. . .

10. African Women in Europe Victims of Human Trafficking
By Beatrice Mariotti

As European countries strive to find a solution to Lampedusa that has come to symbolize much disdained African migration to Europe, little attention is being paid to African women and children in Europe, who are faced with new forms of slavery and colonialism which they experience day in and day out in democratic states of the 'North', which are otherwise mindful of human rights. Though precise figures are not available, the United Nations' International Labour Organization (ILO), estimates that there are about 2.5 Million people trafficked every year across the borders worldwide. After drug dealing, human trafficking along with arms dealing is the second largest crime industry in the world (churning out 7-10 billion dollars a year), and is the fastest growing, says the United Nations Office on Drugs and Crime (UNODC)… (to be continued) TOP
. . .… - 04.07

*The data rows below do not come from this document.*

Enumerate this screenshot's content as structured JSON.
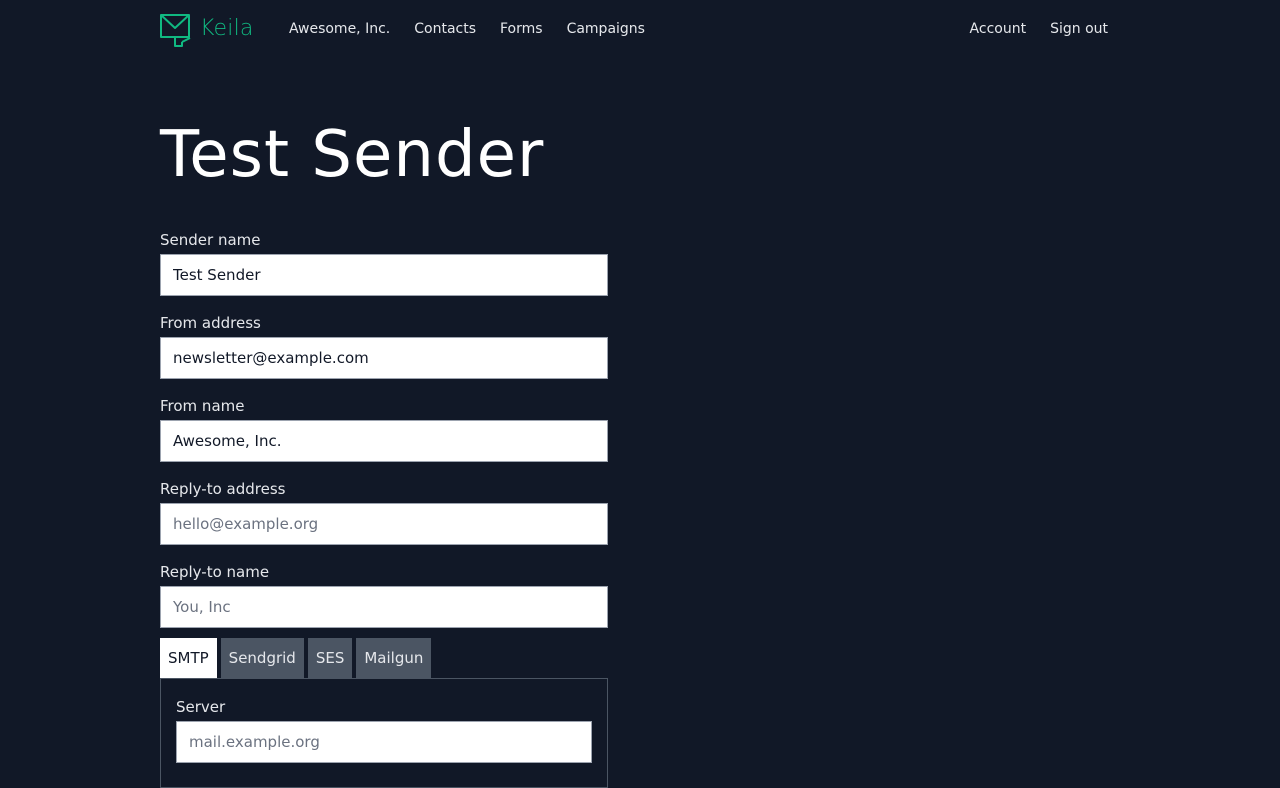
{
  "nav": {
    "logo_text": "Keila",
    "links": [
      "Awesome, Inc.",
      "Contacts",
      "Forms",
      "Campaigns"
    ],
    "right_links": [
      "Account",
      "Sign out"
    ],
    "brand_color": "#10b981"
  },
  "page": {
    "title": "Test Sender"
  },
  "form": {
    "sender_name": {
      "label": "Sender name",
      "value": "Test Sender"
    },
    "from_address": {
      "label": "From address",
      "value": "newsletter@example.com"
    },
    "from_name": {
      "label": "From name",
      "value": "Awesome, Inc."
    },
    "reply_to_address": {
      "label": "Reply-to address",
      "placeholder": "hello@example.org"
    },
    "reply_to_name": {
      "label": "Reply-to name",
      "placeholder": "You, Inc"
    }
  },
  "tabs": {
    "items": [
      "SMTP",
      "Sendgrid",
      "SES",
      "Mailgun"
    ],
    "active": "SMTP"
  },
  "smtp": {
    "server": {
      "label": "Server",
      "placeholder": "mail.example.org"
    }
  }
}
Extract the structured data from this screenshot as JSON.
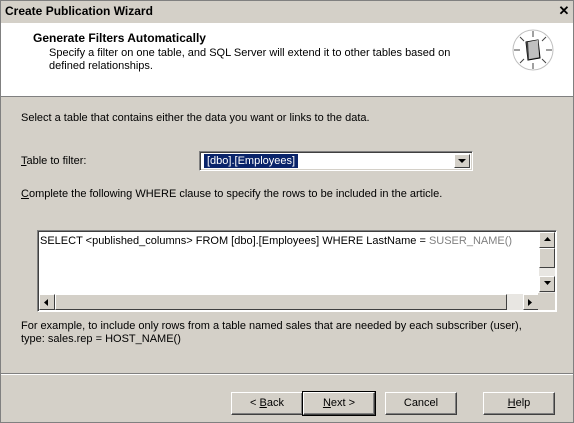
{
  "window": {
    "title": "Create Publication Wizard",
    "close_glyph": "✕"
  },
  "header": {
    "title": "Generate Filters Automatically",
    "description": "Specify a filter on one table, and SQL Server will extend it to other tables based on defined relationships.",
    "icon": "wizard-book-icon"
  },
  "intro_text": "Select a table that contains either the data you want or links to the data.",
  "table_filter": {
    "label_mnemonic": "T",
    "label_rest": "able to filter:",
    "value": "[dbo].[Employees]"
  },
  "where_label": {
    "mnemonic": "C",
    "rest": "omplete the following WHERE clause to specify the rows to be included in the article."
  },
  "where_clause": {
    "main": "SELECT <published_columns> FROM [dbo].[Employees] WHERE LastName = ",
    "function": "SUSER_NAME()"
  },
  "example_text": "For example, to include only rows from a table named sales that are needed by each subscriber (user), type: sales.rep = HOST_NAME()",
  "buttons": {
    "back": {
      "prefix": "< ",
      "mnemonic": "B",
      "rest": "ack"
    },
    "next": {
      "mnemonic": "N",
      "rest": "ext >"
    },
    "cancel": "Cancel",
    "help": {
      "mnemonic": "H",
      "rest": "elp"
    }
  },
  "colors": {
    "dialog_bg": "#d4d0c8",
    "selection": "#0a246a",
    "function_text": "#808080"
  }
}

11. Mexico alters constitution to balance human trafficking

Mexico President gave the approval on changing the constitution on Wednesday. He aimed for cracking on human trafficking must be corrected. Felipe Calderon published the changes traffic rules when one who is suggested in trail also, one guarantee which goes singular unit of crime and they called victims. The important testimony can give the chance of the authority and the society without any risk Caldren gives Mexico 180 days on approved for nationwide trafficking with human and the law will be reformed and streamline how authority and handle over the country… (to be continued) TOP
. . .…


Journal of Ethnic and Migration Studies
Vol. 37, No. 8, September 2011


Children's Roles in Transnational Migration
By Allen White, Caitríona Ní Laoire, Naomi Tyrrell & Fina Carpena-Méndez

‘Asexual, Apolitical Beings’: The Interpretation of Children's Identities and Experiences in the UK Asylum System
By Heaven Crawley

In the Best Interest of the Child? The Politics of Vulnerability and Negotiations for Asylum in Sweden
By By Marita Eastmond & Henry Ascher

Making Connections: Second-Generation Children and the Transnational Field of Relations
By Lotta Haikkola

‘They Told Us in a Curry Shop’: Child–Adult Relations in the Context of Family Migration Decision-Making
By Teresa Hutchins

Tampering with the Sex of ‘Angels’: Migrant Male Minors and Young Adults Selling Sex in the EU
By Nick Mai

Narratives of ‘Innocent Irish Childhoods’: Return Migration and Intergenerational Family Dynamics
By Caitríona Ní Laoire

Divergent Discourses, Children and Forced Migration
By Giorgia Doná & Angela Veale